Part of the appeal, he said, is that the app exposes him to new experiences, whether icing gingerbread cookies at Bouchon Bakery or cooking short ribs for Twitter employees at the cafe in the company’s New York office.
“It doesn’t make me a better cook,” he said. “But it’s so amazing to go into a new restaurant every day.”
Cooking Eggs in the Morning and Shucking Oysters at Night, Thanks to an App
AUTOMOBILE PARTS SPECIALIST
What I do is I sit behind a counter and I sell parts, just Honda parts for Honda cars. I get a salary and a little commission for each sale.
COMPUTER CHIP LAYOUT DESIGNER
What I do is translate this technical information into the way the chip will actually look – how all this information will be contained in this tiny space. I draw it out using a computer program.
What I do is go out and see bands or listen to their tapes, and if I like them enough, I sign them, and then as long as they’re with the company, I kind of work with them on all aspects of their career.
PHARMACEUTICAL COMPANY SALES REPRESENTATIVE
What I do is visit practices and try to influence the physicians’ prescribing habits versus other products they might use. So I talk about Eli Lilly’s product versus Pfizer’s product, versus SmithKline Beecham, versus, you know, all our various competitors’ products— and I try to explain how our medication has better features and advantages over theirs.
from Gig: Americans Talk About Their Jobs
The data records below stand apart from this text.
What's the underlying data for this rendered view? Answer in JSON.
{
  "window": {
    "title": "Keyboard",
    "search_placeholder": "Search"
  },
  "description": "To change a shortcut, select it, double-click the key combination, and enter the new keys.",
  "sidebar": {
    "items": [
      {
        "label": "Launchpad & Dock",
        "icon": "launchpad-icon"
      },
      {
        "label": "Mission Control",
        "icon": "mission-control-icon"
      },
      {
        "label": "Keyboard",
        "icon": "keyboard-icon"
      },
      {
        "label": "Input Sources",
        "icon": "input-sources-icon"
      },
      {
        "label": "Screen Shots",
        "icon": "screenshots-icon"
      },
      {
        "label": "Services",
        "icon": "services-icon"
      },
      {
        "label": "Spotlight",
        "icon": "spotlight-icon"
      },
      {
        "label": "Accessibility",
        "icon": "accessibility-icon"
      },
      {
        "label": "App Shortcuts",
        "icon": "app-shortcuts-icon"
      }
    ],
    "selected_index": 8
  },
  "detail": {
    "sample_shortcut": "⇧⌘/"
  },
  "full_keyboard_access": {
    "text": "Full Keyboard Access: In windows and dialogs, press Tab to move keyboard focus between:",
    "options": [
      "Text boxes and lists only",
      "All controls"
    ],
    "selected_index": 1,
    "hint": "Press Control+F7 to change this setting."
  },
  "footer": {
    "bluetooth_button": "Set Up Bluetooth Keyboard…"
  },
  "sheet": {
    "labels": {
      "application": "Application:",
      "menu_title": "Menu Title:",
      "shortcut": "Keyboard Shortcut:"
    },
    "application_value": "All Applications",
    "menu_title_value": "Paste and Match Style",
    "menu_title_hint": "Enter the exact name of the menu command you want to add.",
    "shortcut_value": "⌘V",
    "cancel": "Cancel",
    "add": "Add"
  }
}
In the interests of creating employment opportunities in the Java programming field, I am passing on these tips from the masters on how to write code that is so difficult to maintain, that the people who come after you will take years to make even the simplest changes. Further, if you follow all these rules religiously, you will even guarantee yourself a lifetime of employment, since no one but you has a hope in hell of maintaining the code. Then again, if you followed all these rules religiously, even you wouldn’t be able to maintain the code!
To foil the maintenance programmer, you have to understand how he thinks. He has your giant program. He has no time to read it all, much less understand it. He wants to rapidly find the place to make his change, make it and get out and have no unexpected side effects from the change.
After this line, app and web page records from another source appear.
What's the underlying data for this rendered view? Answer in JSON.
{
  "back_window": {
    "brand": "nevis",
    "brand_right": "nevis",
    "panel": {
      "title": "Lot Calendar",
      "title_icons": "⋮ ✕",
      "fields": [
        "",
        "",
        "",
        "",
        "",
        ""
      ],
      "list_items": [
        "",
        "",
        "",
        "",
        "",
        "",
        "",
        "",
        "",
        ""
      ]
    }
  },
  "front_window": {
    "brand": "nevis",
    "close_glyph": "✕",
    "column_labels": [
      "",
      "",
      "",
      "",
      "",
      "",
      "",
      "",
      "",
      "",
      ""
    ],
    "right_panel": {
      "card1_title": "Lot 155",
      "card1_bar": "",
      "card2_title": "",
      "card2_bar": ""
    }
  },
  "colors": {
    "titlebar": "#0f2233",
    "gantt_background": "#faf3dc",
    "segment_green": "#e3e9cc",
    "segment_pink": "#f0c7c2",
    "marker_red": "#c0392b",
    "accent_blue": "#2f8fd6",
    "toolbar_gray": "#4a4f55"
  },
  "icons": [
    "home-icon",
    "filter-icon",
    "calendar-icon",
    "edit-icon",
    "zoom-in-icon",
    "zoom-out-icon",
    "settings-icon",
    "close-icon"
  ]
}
He views your code through a toilet paper tube. He can only see a tiny piece of your program at a time. You want to make sure he can never get at the big picture from doing that. You want to make it as hard as possible for him to find the code he is looking for. But even more important, you want to make it as awkward as possible for him to safely ignore anything.
Programmers are lulled into complacency by conventions. But every once in a while, by subtly violating convention, you force him to read every line of your code with a magnifying glass.
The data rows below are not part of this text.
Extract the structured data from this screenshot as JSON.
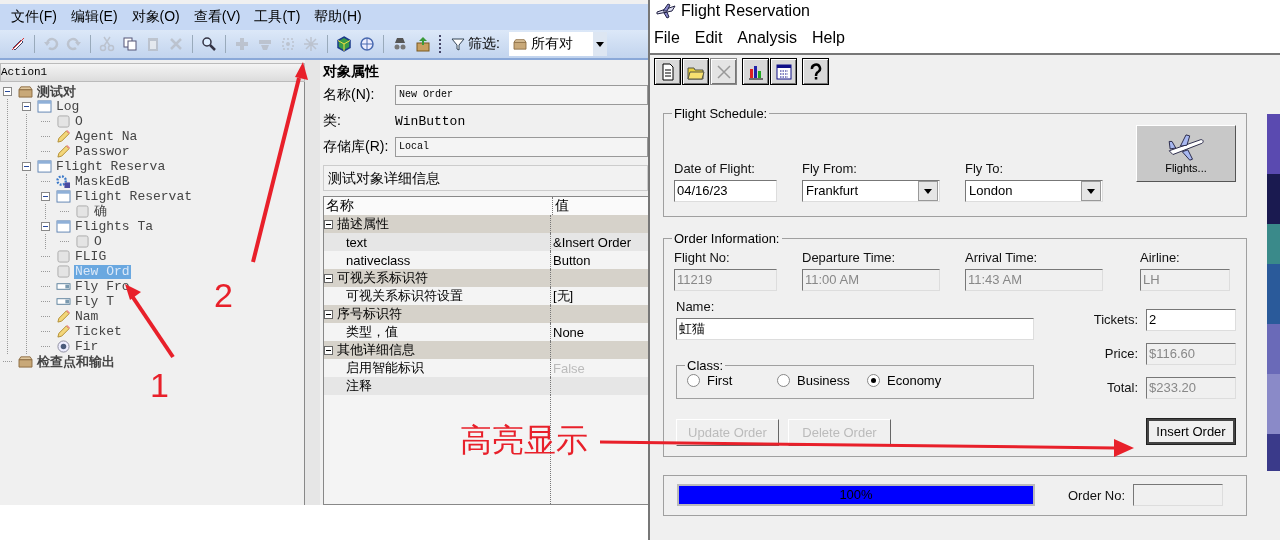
{
  "object_repository": {
    "menu": [
      "文件(F)",
      "编辑(E)",
      "对象(O)",
      "查看(V)",
      "工具(T)",
      "帮助(H)"
    ],
    "toolbar": [
      {
        "kind": "erase",
        "disabled": false
      },
      {
        "kind": "undo",
        "disabled": true
      },
      {
        "kind": "redo",
        "disabled": true
      },
      {
        "kind": "cut",
        "disabled": true
      },
      {
        "kind": "copy",
        "disabled": false
      },
      {
        "kind": "paste",
        "disabled": true
      },
      {
        "kind": "delete",
        "disabled": true
      },
      {
        "kind": "find",
        "disabled": false
      },
      {
        "kind": "add",
        "disabled": true
      },
      {
        "kind": "remove",
        "disabled": true
      },
      {
        "kind": "select",
        "disabled": true
      },
      {
        "kind": "star",
        "disabled": true
      },
      {
        "kind": "highlight",
        "disabled": false
      },
      {
        "kind": "locate",
        "disabled": false
      },
      {
        "kind": "spy",
        "disabled": false
      },
      {
        "kind": "export",
        "disabled": false
      }
    ],
    "filter": {
      "label": "筛选:",
      "value": "所有对"
    },
    "action": "Action1",
    "tree": [
      {
        "label": "测试对",
        "kind": "folder",
        "selected": false,
        "expanded": true,
        "children": [
          {
            "label": "Log",
            "kind": "window",
            "selected": false,
            "expanded": true,
            "children": [
              {
                "label": "O",
                "kind": "button",
                "selected": false
              },
              {
                "label": "Agent Na",
                "kind": "edit",
                "selected": false
              },
              {
                "label": "Passwor",
                "kind": "edit",
                "selected": false
              }
            ]
          },
          {
            "label": "Flight Reserva",
            "kind": "window",
            "selected": false,
            "expanded": true,
            "children": [
              {
                "label": "MaskEdB",
                "kind": "activex",
                "selected": false
              },
              {
                "label": "Flight Reservat",
                "kind": "window",
                "selected": false,
                "expanded": true,
                "children": [
                  {
                    "label": "确",
                    "kind": "button",
                    "selected": false
                  }
                ]
              },
              {
                "label": "Flights Ta",
                "kind": "window",
                "selected": false,
                "expanded": true,
                "children": [
                  {
                    "label": "O",
                    "kind": "button",
                    "selected": false
                  }
                ]
              },
              {
                "label": "FLIG",
                "kind": "button",
                "selected": false
              },
              {
                "label": "New Ord",
                "kind": "button",
                "selected": true
              },
              {
                "label": "Fly Fro",
                "kind": "combo",
                "selected": false
              },
              {
                "label": "Fly T",
                "kind": "combo",
                "selected": false
              },
              {
                "label": "Nam",
                "kind": "edit",
                "selected": false
              },
              {
                "label": "Ticket",
                "kind": "edit",
                "selected": false
              },
              {
                "label": "Fir",
                "kind": "radio",
                "selected": false
              }
            ]
          }
        ]
      },
      {
        "label": "检查点和输出",
        "kind": "folder",
        "selected": false
      }
    ],
    "properties": {
      "title": "对象属性",
      "name_label": "名称(N):",
      "name_value": "New Order",
      "class_label": "类:",
      "class_value": "WinButton",
      "repository_label": "存储库(R):",
      "repository_value": "Local",
      "details_title": "测试对象详细信息",
      "columns": [
        "名称",
        "值"
      ],
      "rows": [
        {
          "kind": "group",
          "name": "描述属性",
          "expanded": true
        },
        {
          "kind": "prop",
          "name": "text",
          "value": "&Insert Order"
        },
        {
          "kind": "prop",
          "name": "nativeclass",
          "value": "Button"
        },
        {
          "kind": "group",
          "name": "可视关系标识符",
          "expanded": true
        },
        {
          "kind": "prop",
          "name": "可视关系标识符设置",
          "value": "[无]"
        },
        {
          "kind": "group",
          "name": "序号标识符",
          "expanded": true
        },
        {
          "kind": "prop",
          "name": "类型，值",
          "value": "None"
        },
        {
          "kind": "group",
          "name": "其他详细信息",
          "expanded": true
        },
        {
          "kind": "prop",
          "name": "启用智能标识",
          "value": "False",
          "disabled": true
        },
        {
          "kind": "prop",
          "name": "注释"
        }
      ]
    }
  },
  "flight_window": {
    "title": "Flight Reservation",
    "menu": [
      "File",
      "Edit",
      "Analysis",
      "Help"
    ],
    "toolbar": [
      {
        "kind": "new",
        "disabled": false
      },
      {
        "kind": "open",
        "disabled": false
      },
      {
        "kind": "delete",
        "disabled": true
      },
      {
        "kind": "chart",
        "disabled": false
      },
      {
        "kind": "calendar",
        "disabled": false
      },
      {
        "kind": "help",
        "disabled": false
      }
    ],
    "flight_schedule": {
      "title": "Flight Schedule:",
      "date_label": "Date of Flight:",
      "date_value": "04/16/23",
      "from_label": "Fly From:",
      "from_value": "Frankfurt",
      "to_label": "Fly To:",
      "to_value": "London",
      "flights_button": "Flights..."
    },
    "order_information": {
      "title": "Order Information:",
      "fields": [
        {
          "label": "Flight No:",
          "value": "11219",
          "disabled": true
        },
        {
          "label": "Departure Time:",
          "value": "11:00 AM",
          "disabled": true
        },
        {
          "label": "Arrival Time:",
          "value": "11:43 AM",
          "disabled": true
        },
        {
          "label": "Airline:",
          "value": "LH",
          "disabled": true
        }
      ],
      "name_label": "Name:",
      "name_value": "虹猫",
      "tickets_label": "Tickets:",
      "tickets_value": "2",
      "class_title": "Class:",
      "class_options": [
        {
          "label": "First",
          "selected": false
        },
        {
          "label": "Business",
          "selected": false
        },
        {
          "label": "Economy",
          "selected": true
        }
      ],
      "price_label": "Price:",
      "price_value": "$116.60",
      "total_label": "Total:",
      "total_value": "$233.20",
      "buttons": [
        {
          "label": "Update Order",
          "disabled": true,
          "focused": false
        },
        {
          "label": "Delete Order",
          "disabled": true,
          "focused": false
        },
        {
          "label": "Insert Order",
          "disabled": false,
          "focused": true
        }
      ]
    },
    "progress": {
      "level": 1,
      "reading": "100%"
    },
    "order_no_label": "Order No:"
  },
  "annotations": [
    {
      "text": "1"
    },
    {
      "text": "2"
    },
    {
      "text": "高亮显示"
    }
  ]
}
You might get the idea that every language feature makes code unmaintainable — not so, only if properly misused.
Roedy Green, Canadian Mind Products
NY TIMES article on the need for employees in the food service industry.
From the article:
Mr. Kaplow has tried everything he can think of to find workers, placing Craigslist ads, asking other franchisees for referrals, seeking to hire people from Subways that have closed.
From the comments:
I’m 65 and would like to work part-time because I don’t want to fully retire yet. I have applied at a few places that clearly hire older workers, but they want to pay me ten dollars an hour or less. I don’t expect to be paid what I was paid on my last job, but my first job out of college in 1977 paid about ten dollars an hour.
I’ll do volunteer work before accepting ten dollars an hour. Employers are insulting my intelligence and a lifetime of experience by offering such low wages. They are also insulting the young people who, unfortunately, need vast amounts of money to go to college now. My tuition and fees (not including room and board) at a very respectable New Jersey university were $235 a semester from 1973 to 1977. Yes, $235 a semester — thats all. Today, that same university charges about $14,000 for tuition and fees, plus another $12,000 or so for room and board.